All of the entries should be restated word for word, but without their pictures.

===============

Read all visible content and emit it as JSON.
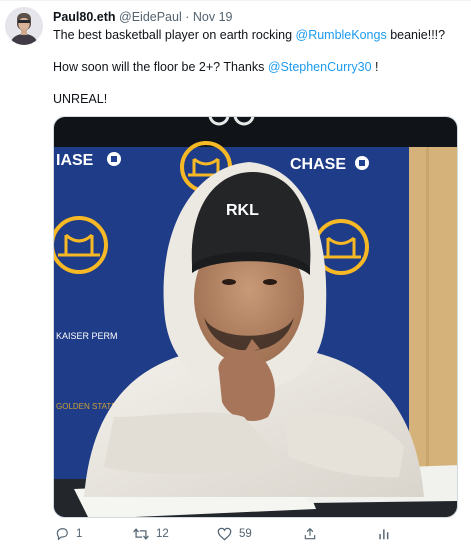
{
  "tweet": {
    "display_name": "Paul80.eth",
    "handle": "@EidePaul",
    "separator": "·",
    "date": "Nov 19",
    "line1_before": "The best basketball player on earth rocking ",
    "line1_mention": "@RumbleKongs",
    "line1_after": " beanie!!!?",
    "line2_before": "How soon will the floor be 2+? Thanks ",
    "line2_mention": "@StephenCurry30",
    "line2_after": " !",
    "line3": "UNREAL!"
  },
  "media": {
    "banner_left": "IASE",
    "banner_right": "CHASE",
    "beanie_logo": "RKL",
    "warriors_text": "GOLDEN STATE WARRIORS",
    "kaiser_text": "KAISER PERM"
  },
  "actions": {
    "reply_count": "1",
    "retweet_count": "12",
    "like_count": "59",
    "share_icon": "share-icon",
    "analytics_icon": "analytics-icon"
  },
  "colors": {
    "link": "#1d9bf0",
    "secondary_text": "#536471",
    "backdrop_blue": "#21408f"
  }
}
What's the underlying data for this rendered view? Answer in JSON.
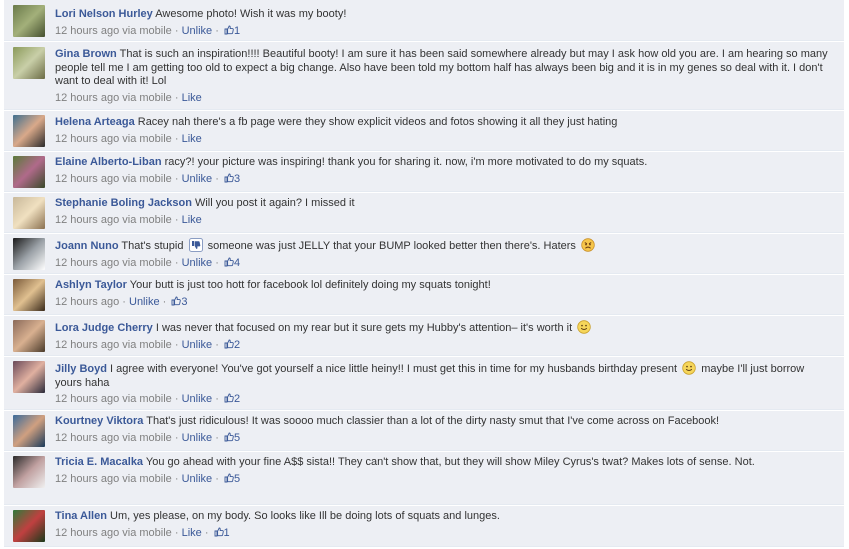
{
  "colors": {
    "row_background": "#edeff4",
    "link": "#3b5998",
    "meta": "#808080",
    "text": "#333333"
  },
  "comments": [
    {
      "author": "Lori Nelson Hurley",
      "text": "Awesome photo! Wish it was my booty!",
      "time": "12 hours ago via mobile",
      "action": "Unlike",
      "likes": "1",
      "avatar_colors": [
        "#6a7a4a",
        "#a3b07a",
        "#45502f"
      ]
    },
    {
      "author": "Gina Brown",
      "text": "That is such an inspiration!!!! Beautiful booty! I am sure it has been said somewhere already but may I ask how old you are. I am hearing so many people tell me I am getting too old to expect a big change. Also have been told my bottom half has always been big and it is in my genes so deal with it. I don't want to deal with it! Lol",
      "time": "12 hours ago via mobile",
      "action": "Like",
      "likes": "",
      "avatar_colors": [
        "#8a9a5a",
        "#c9cfa8",
        "#6b6b45"
      ]
    },
    {
      "author": "Helena Arteaga",
      "text": "Racey nah there's a fb page were they show explicit videos and fotos showing it all they just hating",
      "time": "12 hours ago via mobile",
      "action": "Like",
      "likes": "",
      "avatar_colors": [
        "#3f6f8f",
        "#d9a98a",
        "#2b2b2b"
      ]
    },
    {
      "author": "Elaine Alberto-Liban",
      "text": "racy?! your picture was inspiring! thank you for sharing it. now, i'm more motivated to do my squats.",
      "time": "12 hours ago via mobile",
      "action": "Unlike",
      "likes": "3",
      "avatar_colors": [
        "#5a7a3a",
        "#b06a8a",
        "#3a4a2a"
      ]
    },
    {
      "author": "Stephanie Boling Jackson",
      "text": "Will you post it again? I missed it",
      "time": "12 hours ago via mobile",
      "action": "Like",
      "likes": "",
      "avatar_colors": [
        "#c8b89a",
        "#f0e0c0",
        "#8a7050"
      ]
    },
    {
      "author": "Joann Nuno",
      "text_before": "That's stupid",
      "text_after": "someone was just JELLY that your BUMP looked better then there's. Haters",
      "time": "12 hours ago via mobile",
      "action": "Unlike",
      "likes": "4",
      "avatar_colors": [
        "#1a1a1a",
        "#9aa0a6",
        "#ffffff"
      ]
    },
    {
      "author": "Ashlyn Taylor",
      "text": "Your butt is just too hott for facebook lol definitely doing my squats tonight!",
      "time": "12 hours ago",
      "action": "Unlike",
      "likes": "3",
      "avatar_colors": [
        "#7a5a3a",
        "#e0c090",
        "#3a2a1a"
      ]
    },
    {
      "author": "Lora Judge Cherry",
      "text": "I was never that focused on my rear but it sure gets my Hubby's attention– it's worth it",
      "time": "12 hours ago via mobile",
      "action": "Unlike",
      "likes": "2",
      "avatar_colors": [
        "#8a6a5a",
        "#d8b090",
        "#4a3a2a"
      ]
    },
    {
      "author": "Jilly Boyd",
      "text_before": "I agree with everyone! You've got yourself a nice little heiny!! I must get this in time for my husbands birthday present",
      "text_after": "maybe I'll just borrow yours haha",
      "time": "12 hours ago via mobile",
      "action": "Unlike",
      "likes": "2",
      "avatar_colors": [
        "#6a4a5a",
        "#e0b0a0",
        "#2a2a3a"
      ]
    },
    {
      "author": "Kourtney Viktora",
      "text": "That's just ridiculous! It was soooo much classier than a lot of the dirty nasty smut that I've come across on Facebook!",
      "time": "12 hours ago via mobile",
      "action": "Unlike",
      "likes": "5",
      "avatar_colors": [
        "#3a6a9a",
        "#d0a080",
        "#1a3a5a"
      ]
    },
    {
      "author": "Tricia E. Macalka",
      "text": "You go ahead with your fine A$$ sista!! They can't show that, but they will show Miley Cyrus's twat? Makes lots of sense. Not.",
      "time": "12 hours ago via mobile",
      "action": "Unlike",
      "likes": "5",
      "avatar_colors": [
        "#2a2a2a",
        "#c0a0a0",
        "#f0f0f0"
      ]
    },
    {
      "author": "Tina Allen",
      "text": "Um, yes please, on my body. So looks like Ill be doing lots of squats and lunges.",
      "time": "12 hours ago via mobile",
      "action": "Like",
      "likes": "1",
      "avatar_colors": [
        "#2f7a3a",
        "#c04040",
        "#1a3a1a"
      ]
    }
  ]
}
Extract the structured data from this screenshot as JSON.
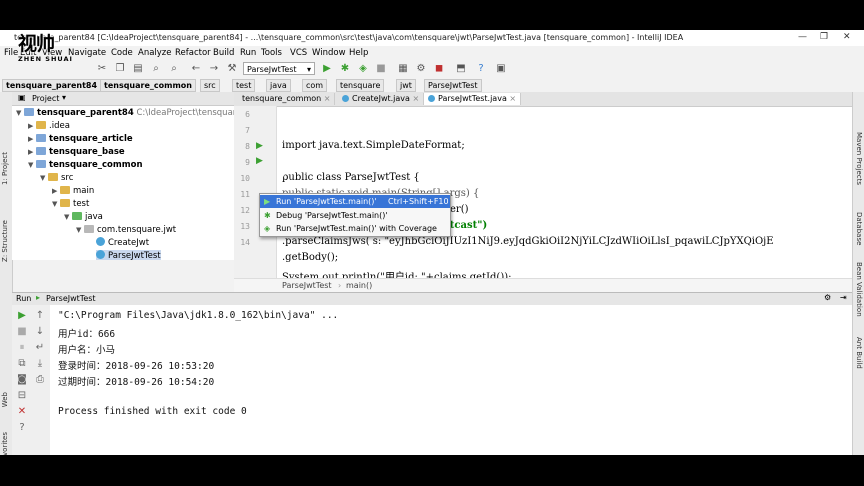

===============

_Task solution_.
Read all visible content and emit it as JSON.
{
  "tweet": {
    "display_name": "Paul80.eth",
    "handle": "@EidePaul",
    "separator": "·",
    "date": "Nov 19",
    "line1_before": "The best basketball player on earth rocking ",
    "line1_mention": "@RumbleKongs",
    "line1_after": " beanie!!!?",
    "line2_before": "How soon will the floor be 2+? Thanks ",
    "line2_mention": "@StephenCurry30",
    "line2_after": " !",
    "line3": "UNREAL!"
  },
  "media": {
    "banner_left": "IASE",
    "banner_right": "CHASE",
    "beanie_logo": "RKL",
    "warriors_text": "GOLDEN STATE WARRIORS",
    "kaiser_text": "KAISER PERM"
  },
  "actions": {
    "reply_count": "1",
    "retweet_count": "12",
    "like_count": "59",
    "share_icon": "share-icon",
    "analytics_icon": "analytics-icon"
  },
  "colors": {
    "link": "#1d9bf0",
    "secondary_text": "#536471",
    "backdrop_blue": "#21408f"
  }
}
What's the underlying data for this rendered view? Answer in JSON.
{
  "colors": {
    "row_background": "#edeff4",
    "link": "#3b5998",
    "meta": "#808080",
    "text": "#333333"
  },
  "comments": [
    {
      "author": "Lori Nelson Hurley",
      "text": "Awesome photo! Wish it was my booty!",
      "time": "12 hours ago via mobile",
      "action": "Unlike",
      "likes": "1",
      "avatar_colors": [
        "#6a7a4a",
        "#a3b07a",
        "#45502f"
      ]
    },
    {
      "author": "Gina Brown",
      "text": "That is such an inspiration!!!! Beautiful booty! I am sure it has been said somewhere already but may I ask how old you are. I am hearing so many people tell me I am getting too old to expect a big change. Also have been told my bottom half has always been big and it is in my genes so deal with it. I don't want to deal with it! Lol",
      "time": "12 hours ago via mobile",
      "action": "Like",
      "likes": "",
      "avatar_colors": [
        "#8a9a5a",
        "#c9cfa8",
        "#6b6b45"
      ]
    },
    {
      "author": "Helena Arteaga",
      "text": "Racey nah there's a fb page were they show explicit videos and fotos showing it all they just hating",
      "time": "12 hours ago via mobile",
      "action": "Like",
      "likes": "",
      "avatar_colors": [
        "#3f6f8f",
        "#d9a98a",
        "#2b2b2b"
      ]
    },
    {
      "author": "Elaine Alberto-Liban",
      "text": "racy?! your picture was inspiring! thank you for sharing it. now, i'm more motivated to do my squats.",
      "time": "12 hours ago via mobile",
      "action": "Unlike",
      "likes": "3",
      "avatar_colors": [
        "#5a7a3a",
        "#b06a8a",
        "#3a4a2a"
      ]
    },
    {
      "author": "Stephanie Boling Jackson",
      "text": "Will you post it again? I missed it",
      "time": "12 hours ago via mobile",
      "action": "Like",
      "likes": "",
      "avatar_colors": [
        "#c8b89a",
        "#f0e0c0",
        "#8a7050"
      ]
    },
    {
      "author": "Joann Nuno",
      "text_before": "That's stupid",
      "text_after": "someone was just JELLY that your BUMP looked better then there's. Haters",
      "time": "12 hours ago via mobile",
      "action": "Unlike",
      "likes": "4",
      "avatar_colors": [
        "#1a1a1a",
        "#9aa0a6",
        "#ffffff"
      ]
    },
    {
      "author": "Ashlyn Taylor",
      "text": "Your butt is just too hott for facebook lol definitely doing my squats tonight!",
      "time": "12 hours ago",
      "action": "Unlike",
      "likes": "3",
      "avatar_colors": [
        "#7a5a3a",
        "#e0c090",
        "#3a2a1a"
      ]
    },
    {
      "author": "Lora Judge Cherry",
      "text": "I was never that focused on my rear but it sure gets my Hubby's attention– it's worth it",
      "time": "12 hours ago via mobile",
      "action": "Unlike",
      "likes": "2",
      "avatar_colors": [
        "#8a6a5a",
        "#d8b090",
        "#4a3a2a"
      ]
    },
    {
      "author": "Jilly Boyd",
      "text_before": "I agree with everyone! You've got yourself a nice little heiny!! I must get this in time for my husbands birthday present",
      "text_after": "maybe I'll just borrow yours haha",
      "time": "12 hours ago via mobile",
      "action": "Unlike",
      "likes": "2",
      "avatar_colors": [
        "#6a4a5a",
        "#e0b0a0",
        "#2a2a3a"
      ]
    },
    {
      "author": "Kourtney Viktora",
      "text": "That's just ridiculous! It was soooo much classier than a lot of the dirty nasty smut that I've come across on Facebook!",
      "time": "12 hours ago via mobile",
      "action": "Unlike",
      "likes": "5",
      "avatar_colors": [
        "#3a6a9a",
        "#d0a080",
        "#1a3a5a"
      ]
    },
    {
      "author": "Tricia E. Macalka",
      "text": "You go ahead with your fine A$$ sista!! They can't show that, but they will show Miley Cyrus's twat? Makes lots of sense. Not.",
      "time": "12 hours ago via mobile",
      "action": "Unlike",
      "likes": "5",
      "avatar_colors": [
        "#2a2a2a",
        "#c0a0a0",
        "#f0f0f0"
      ]
    },
    {
      "author": "Tina Allen",
      "text": "Um, yes please, on my body. So looks like Ill be doing lots of squats and lunges.",
      "time": "12 hours ago via mobile",
      "action": "Like",
      "likes": "1",
      "avatar_colors": [
        "#2f7a3a",
        "#c04040",
        "#1a3a1a"
      ]
    }
  ]
}
Extract the structured data from this screenshot as JSON.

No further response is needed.